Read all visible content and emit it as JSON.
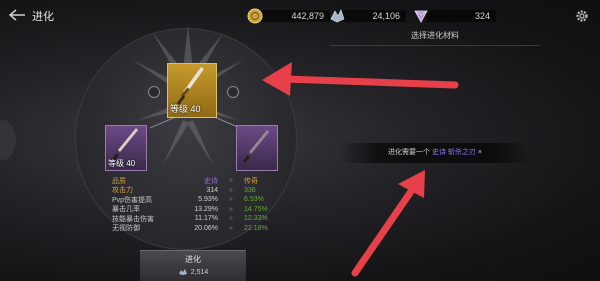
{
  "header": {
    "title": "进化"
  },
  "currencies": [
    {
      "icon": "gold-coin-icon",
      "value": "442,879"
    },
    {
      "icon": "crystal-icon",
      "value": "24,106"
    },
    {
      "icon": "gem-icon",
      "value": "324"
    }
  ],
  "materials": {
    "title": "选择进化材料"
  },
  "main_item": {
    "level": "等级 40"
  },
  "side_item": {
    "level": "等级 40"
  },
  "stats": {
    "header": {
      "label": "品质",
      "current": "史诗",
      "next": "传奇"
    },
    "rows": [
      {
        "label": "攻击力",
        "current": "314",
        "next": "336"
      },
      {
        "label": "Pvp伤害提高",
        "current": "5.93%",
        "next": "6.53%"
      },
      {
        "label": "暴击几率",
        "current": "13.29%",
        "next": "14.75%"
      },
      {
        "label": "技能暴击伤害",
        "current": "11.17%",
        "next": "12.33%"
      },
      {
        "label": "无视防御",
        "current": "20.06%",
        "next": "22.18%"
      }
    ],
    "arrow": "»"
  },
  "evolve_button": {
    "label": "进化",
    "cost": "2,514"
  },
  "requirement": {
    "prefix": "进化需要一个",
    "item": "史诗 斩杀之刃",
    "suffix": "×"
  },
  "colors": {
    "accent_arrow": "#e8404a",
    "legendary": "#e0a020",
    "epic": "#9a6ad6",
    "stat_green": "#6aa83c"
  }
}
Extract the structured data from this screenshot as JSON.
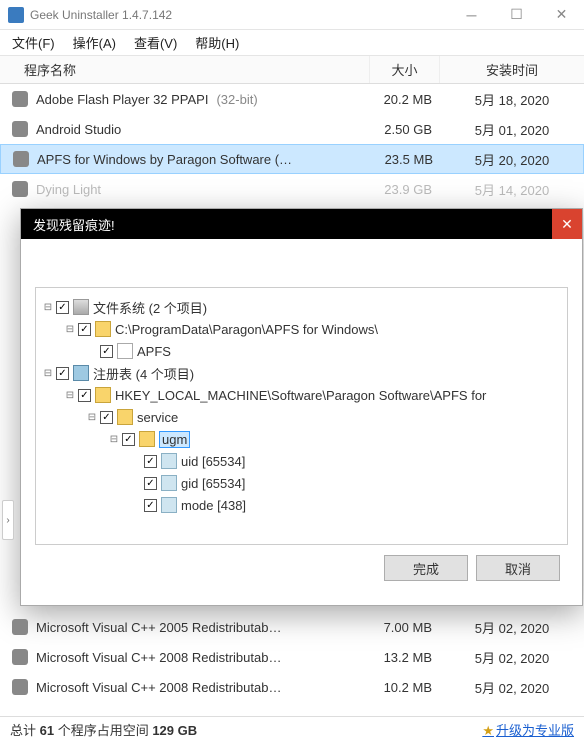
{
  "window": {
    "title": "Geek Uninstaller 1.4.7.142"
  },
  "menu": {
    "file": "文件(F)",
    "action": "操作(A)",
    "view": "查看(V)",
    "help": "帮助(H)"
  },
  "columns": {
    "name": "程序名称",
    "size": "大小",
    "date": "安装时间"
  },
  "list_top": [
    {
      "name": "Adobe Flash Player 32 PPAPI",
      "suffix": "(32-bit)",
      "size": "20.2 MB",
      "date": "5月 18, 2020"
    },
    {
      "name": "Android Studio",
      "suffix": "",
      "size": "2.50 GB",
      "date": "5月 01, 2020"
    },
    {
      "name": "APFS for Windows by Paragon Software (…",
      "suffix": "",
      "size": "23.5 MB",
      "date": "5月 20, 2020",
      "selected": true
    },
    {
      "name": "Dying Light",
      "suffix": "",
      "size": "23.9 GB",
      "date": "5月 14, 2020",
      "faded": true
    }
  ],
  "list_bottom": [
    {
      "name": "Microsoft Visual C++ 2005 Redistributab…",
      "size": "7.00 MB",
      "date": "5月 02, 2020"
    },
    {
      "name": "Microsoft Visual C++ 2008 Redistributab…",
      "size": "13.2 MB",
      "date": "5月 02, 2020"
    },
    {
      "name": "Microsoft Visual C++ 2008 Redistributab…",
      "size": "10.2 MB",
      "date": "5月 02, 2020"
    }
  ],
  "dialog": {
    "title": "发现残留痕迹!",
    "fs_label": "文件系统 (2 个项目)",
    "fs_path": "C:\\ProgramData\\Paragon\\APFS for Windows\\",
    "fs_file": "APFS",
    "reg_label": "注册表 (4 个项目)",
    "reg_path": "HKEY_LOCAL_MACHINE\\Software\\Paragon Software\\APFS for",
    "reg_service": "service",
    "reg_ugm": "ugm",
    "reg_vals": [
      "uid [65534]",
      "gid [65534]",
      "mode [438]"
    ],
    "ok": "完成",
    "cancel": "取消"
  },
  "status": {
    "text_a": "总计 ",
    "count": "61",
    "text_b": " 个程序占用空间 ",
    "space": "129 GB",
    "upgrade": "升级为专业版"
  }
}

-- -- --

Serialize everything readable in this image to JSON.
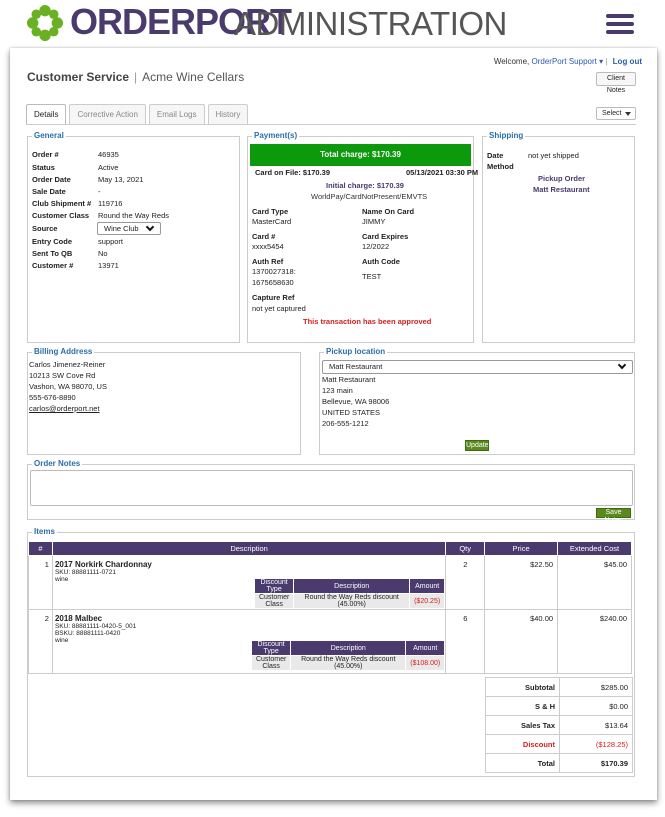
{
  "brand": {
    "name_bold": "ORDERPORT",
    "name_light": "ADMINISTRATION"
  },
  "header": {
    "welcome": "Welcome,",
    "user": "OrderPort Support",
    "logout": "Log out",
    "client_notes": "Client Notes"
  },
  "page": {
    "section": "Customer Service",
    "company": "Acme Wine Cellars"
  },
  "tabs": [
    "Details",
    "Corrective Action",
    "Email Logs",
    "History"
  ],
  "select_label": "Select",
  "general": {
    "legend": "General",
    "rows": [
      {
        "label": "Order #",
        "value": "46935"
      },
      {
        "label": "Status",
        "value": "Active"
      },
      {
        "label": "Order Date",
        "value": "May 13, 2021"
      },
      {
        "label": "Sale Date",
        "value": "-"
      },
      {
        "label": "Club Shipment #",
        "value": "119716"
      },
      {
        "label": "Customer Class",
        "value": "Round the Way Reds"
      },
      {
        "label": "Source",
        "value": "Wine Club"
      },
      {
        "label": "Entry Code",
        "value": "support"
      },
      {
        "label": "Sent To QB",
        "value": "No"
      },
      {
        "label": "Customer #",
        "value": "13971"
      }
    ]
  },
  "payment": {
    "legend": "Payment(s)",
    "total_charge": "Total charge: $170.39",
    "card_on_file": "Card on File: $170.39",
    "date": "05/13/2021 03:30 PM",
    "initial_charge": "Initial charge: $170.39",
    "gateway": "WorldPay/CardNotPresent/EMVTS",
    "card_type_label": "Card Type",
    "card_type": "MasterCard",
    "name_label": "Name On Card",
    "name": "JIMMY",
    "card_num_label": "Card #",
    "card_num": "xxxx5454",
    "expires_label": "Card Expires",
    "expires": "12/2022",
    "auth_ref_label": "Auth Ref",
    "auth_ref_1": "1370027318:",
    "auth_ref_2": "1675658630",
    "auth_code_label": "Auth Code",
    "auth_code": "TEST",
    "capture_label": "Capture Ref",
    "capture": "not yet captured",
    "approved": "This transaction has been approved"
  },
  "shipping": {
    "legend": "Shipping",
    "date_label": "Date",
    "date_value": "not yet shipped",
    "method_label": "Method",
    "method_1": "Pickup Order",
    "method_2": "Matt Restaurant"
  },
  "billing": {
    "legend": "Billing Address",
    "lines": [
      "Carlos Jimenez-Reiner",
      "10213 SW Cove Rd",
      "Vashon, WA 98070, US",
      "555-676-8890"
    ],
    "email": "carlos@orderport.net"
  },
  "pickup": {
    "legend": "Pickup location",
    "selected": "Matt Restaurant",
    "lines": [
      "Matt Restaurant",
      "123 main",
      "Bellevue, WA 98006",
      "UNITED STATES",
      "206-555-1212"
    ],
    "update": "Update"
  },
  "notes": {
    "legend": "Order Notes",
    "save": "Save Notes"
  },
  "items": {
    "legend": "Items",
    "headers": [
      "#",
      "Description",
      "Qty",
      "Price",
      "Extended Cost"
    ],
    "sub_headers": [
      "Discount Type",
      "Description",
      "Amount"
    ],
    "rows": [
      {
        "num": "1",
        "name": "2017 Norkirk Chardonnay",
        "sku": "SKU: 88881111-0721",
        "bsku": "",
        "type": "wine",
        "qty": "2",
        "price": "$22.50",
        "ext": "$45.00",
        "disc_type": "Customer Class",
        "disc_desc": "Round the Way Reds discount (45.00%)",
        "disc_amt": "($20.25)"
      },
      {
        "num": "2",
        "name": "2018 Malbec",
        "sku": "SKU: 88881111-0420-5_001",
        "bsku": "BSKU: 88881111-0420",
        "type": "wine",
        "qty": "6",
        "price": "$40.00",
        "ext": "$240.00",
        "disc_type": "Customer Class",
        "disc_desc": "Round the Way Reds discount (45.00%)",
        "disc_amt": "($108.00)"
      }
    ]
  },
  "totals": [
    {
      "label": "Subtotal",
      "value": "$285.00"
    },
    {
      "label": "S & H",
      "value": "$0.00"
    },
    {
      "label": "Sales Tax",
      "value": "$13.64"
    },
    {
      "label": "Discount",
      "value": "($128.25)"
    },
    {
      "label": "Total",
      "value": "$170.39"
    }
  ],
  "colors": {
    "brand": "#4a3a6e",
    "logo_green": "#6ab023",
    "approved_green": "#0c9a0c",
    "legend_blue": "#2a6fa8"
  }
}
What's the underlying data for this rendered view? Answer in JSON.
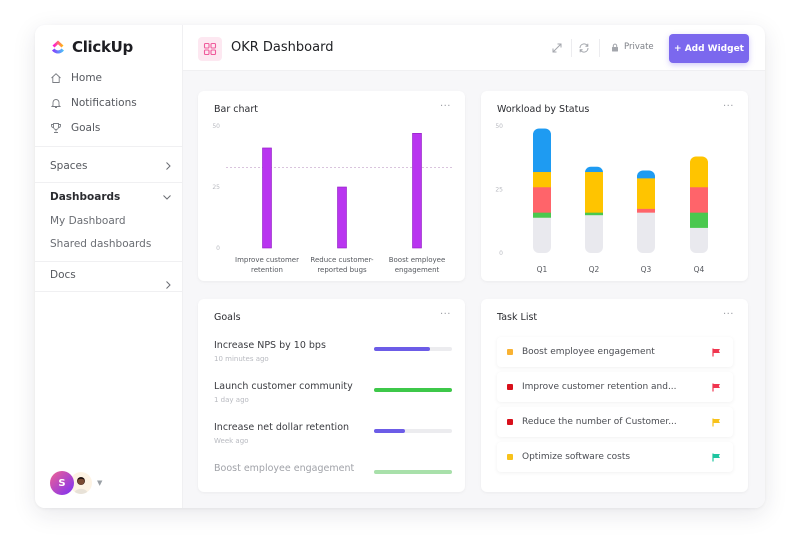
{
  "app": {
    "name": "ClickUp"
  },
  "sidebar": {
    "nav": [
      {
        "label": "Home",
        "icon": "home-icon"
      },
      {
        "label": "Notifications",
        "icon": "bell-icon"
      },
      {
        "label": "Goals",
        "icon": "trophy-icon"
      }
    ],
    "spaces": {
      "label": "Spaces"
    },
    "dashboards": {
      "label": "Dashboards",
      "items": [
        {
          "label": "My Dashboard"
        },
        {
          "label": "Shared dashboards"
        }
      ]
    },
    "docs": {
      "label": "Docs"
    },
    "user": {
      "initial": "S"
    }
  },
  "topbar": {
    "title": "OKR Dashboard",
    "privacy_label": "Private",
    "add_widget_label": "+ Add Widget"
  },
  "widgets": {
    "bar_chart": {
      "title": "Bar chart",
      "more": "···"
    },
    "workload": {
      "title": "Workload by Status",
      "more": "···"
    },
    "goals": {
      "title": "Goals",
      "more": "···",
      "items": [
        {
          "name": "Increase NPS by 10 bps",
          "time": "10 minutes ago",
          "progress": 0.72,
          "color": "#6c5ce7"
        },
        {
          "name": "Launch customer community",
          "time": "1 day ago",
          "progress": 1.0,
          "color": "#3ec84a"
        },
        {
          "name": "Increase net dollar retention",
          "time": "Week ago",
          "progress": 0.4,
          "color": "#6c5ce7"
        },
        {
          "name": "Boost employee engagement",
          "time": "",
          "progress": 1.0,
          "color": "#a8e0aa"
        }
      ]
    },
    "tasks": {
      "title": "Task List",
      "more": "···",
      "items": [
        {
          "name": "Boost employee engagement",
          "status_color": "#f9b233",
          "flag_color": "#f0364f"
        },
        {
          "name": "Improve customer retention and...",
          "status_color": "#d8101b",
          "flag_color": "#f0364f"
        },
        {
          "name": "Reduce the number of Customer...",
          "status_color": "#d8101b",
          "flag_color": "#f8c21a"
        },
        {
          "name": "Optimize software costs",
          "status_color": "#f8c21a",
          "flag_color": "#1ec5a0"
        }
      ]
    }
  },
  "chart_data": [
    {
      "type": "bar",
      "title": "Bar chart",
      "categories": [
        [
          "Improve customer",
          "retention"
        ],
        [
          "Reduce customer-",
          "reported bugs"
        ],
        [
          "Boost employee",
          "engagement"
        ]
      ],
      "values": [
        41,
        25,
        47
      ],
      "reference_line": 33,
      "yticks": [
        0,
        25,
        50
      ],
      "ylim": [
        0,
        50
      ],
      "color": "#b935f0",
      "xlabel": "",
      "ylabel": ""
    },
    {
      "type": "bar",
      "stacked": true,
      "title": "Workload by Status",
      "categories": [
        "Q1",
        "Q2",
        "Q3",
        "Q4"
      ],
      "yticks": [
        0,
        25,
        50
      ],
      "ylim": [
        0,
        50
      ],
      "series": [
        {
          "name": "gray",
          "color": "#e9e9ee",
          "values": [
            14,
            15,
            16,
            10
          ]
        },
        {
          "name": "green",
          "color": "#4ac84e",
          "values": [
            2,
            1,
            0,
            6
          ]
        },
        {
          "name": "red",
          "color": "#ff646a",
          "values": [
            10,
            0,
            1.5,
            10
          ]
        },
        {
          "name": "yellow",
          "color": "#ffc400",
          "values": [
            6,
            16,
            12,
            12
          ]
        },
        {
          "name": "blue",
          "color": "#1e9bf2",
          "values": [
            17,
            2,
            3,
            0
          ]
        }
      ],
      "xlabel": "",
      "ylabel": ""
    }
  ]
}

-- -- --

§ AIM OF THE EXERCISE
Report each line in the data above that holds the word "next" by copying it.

§ EXERCISE OUTPUT
      "next": "传奇"
        "next": "336"
        "next": "6.53%"
        "next": "14.75%"
        "next": "12.33%"
        "next": "22.18%"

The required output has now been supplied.